Still it bothered me. It made me get all introspective with myself because, really, who else would I get introspective with? Intellectually, I knew we were coming out ahead, and that I’d no longer be getting those large bills for taxes and insurance. But even though I’d be paying less every year, it peeved me that I’d be paying more every month.
Meanwhile, we had to spend an hour in an office* signing papers that some lawyers had made up. Someday, trees are going to acquire the power of mobility and kill every attorney they can find in the most painful way possible. Among the 147 pieces of paper** we had to sign and/or initial were:
- An acknowledgment that we had read the bank’s statement that it was their pleasure to serve us and that we should enjoy our new home. Did the bank not know that it was refinancing our old home?
- Another acknowledgment that we had seen some document we had just signed. I would have thought that our signatures on that document would be acknowledgment enough that we had seen it.
- A disclosure that nobody is allowed to discriminate against us when granting us a loan, which, considering that we were signing this at the closing, would seem to be self-evident, unless they were somehow discriminating against us by approving the loan.
- A document which asked me to verify that I was, in fact, me signing my name to all these papers. It asked me to verify this by signing that document. Has it not occurred to anyone that, if I was imposter, and I had falsely signed someone’s name to all the other documents, that I’d have no compunction in falsely signing this document as well?
Of course, if we had actually sat there and read all these documents, we’d still be there. So, instead, the paralegal said things like “And this just verifies that you haven’t done anything illegal to the residence, like installing a meth lab such as they have on the excellent TV series Breaking Bad which can be seen on the AMC network.”
After awhile, my hand began to cramp up because I’m really not used to writing so much in longhand (I’d make a lousy celebrity), but we got to pause for a bit to figure out how Barbara should sign her name. Should she use her middle initial or not? Ultimately, the lawyers decided to created a new piece of paper on the spot to attest to the fact that Barbara was Barbara, with or without a middle initial. She signed this in triplicate, two times each, with her initial and without.
As you can tell, I’m not a big fan of lawyers. But I really love our house.
We might buy it again next year.
See you soon.
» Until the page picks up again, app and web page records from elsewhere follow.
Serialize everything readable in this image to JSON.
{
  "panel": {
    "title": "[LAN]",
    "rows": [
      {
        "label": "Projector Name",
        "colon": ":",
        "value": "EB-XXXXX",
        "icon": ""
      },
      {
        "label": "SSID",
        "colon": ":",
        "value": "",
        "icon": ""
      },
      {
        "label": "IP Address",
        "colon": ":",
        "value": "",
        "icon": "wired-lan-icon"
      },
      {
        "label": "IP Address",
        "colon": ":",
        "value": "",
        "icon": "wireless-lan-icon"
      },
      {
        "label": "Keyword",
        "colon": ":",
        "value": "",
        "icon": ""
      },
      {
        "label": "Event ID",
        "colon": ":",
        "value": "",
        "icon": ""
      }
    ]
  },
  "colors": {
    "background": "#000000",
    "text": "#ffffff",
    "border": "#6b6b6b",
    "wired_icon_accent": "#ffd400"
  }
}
*It was one of those temporary offices that they rent by the hour, like the rooms at that motel in your neighborhood nobody likes to talk about, so we didn’t even get to see a lawyer stand in front of a case of books that probably haven’t been opened this century. In fact, we didn’t even get to see a lawyer at all, just a paralegal who had to keep calling the real lawyer for instructions. (“Really? They have to initial every page? Even the ones that say ‘This page intentially left blank?'”)
**There were possibly only a dozen or so actual documents, but they were all in duplicate or triplicate, and they had to be initialed on each page and signed on multiple pages. In black ink. Has to be black ink. The paralegal even brought her own black pens to make sure. Now here’s what I don’t understand: it’s obviously very important to lawyers to have a live signature on all the copies, instead of just having a signature on the original and Xeroxing^ it three times. But with today’s photocopying technology, it’s difficult to tell the original from copies. So wouldn’t it make more sense to use blue ink so you could more easily tell if the signature was real and not copied (assuming a black and white copier)?
^I have just been informed by a lawyer that I’ve violated 39 trademark restrictions by using “Xerox” as a verb.
The “lawyer” depicted in this blog post is not our actual lawyer and may not, in fact, be a lawyer at all, and is not shown actual size. The meth dealer depicted in this blog post is actually the actor Bryan Cranston who only plays a meth dealer on TV. This disclaimer should be in a much smaller typeface but I can’t figure out how to get WordPress to do that.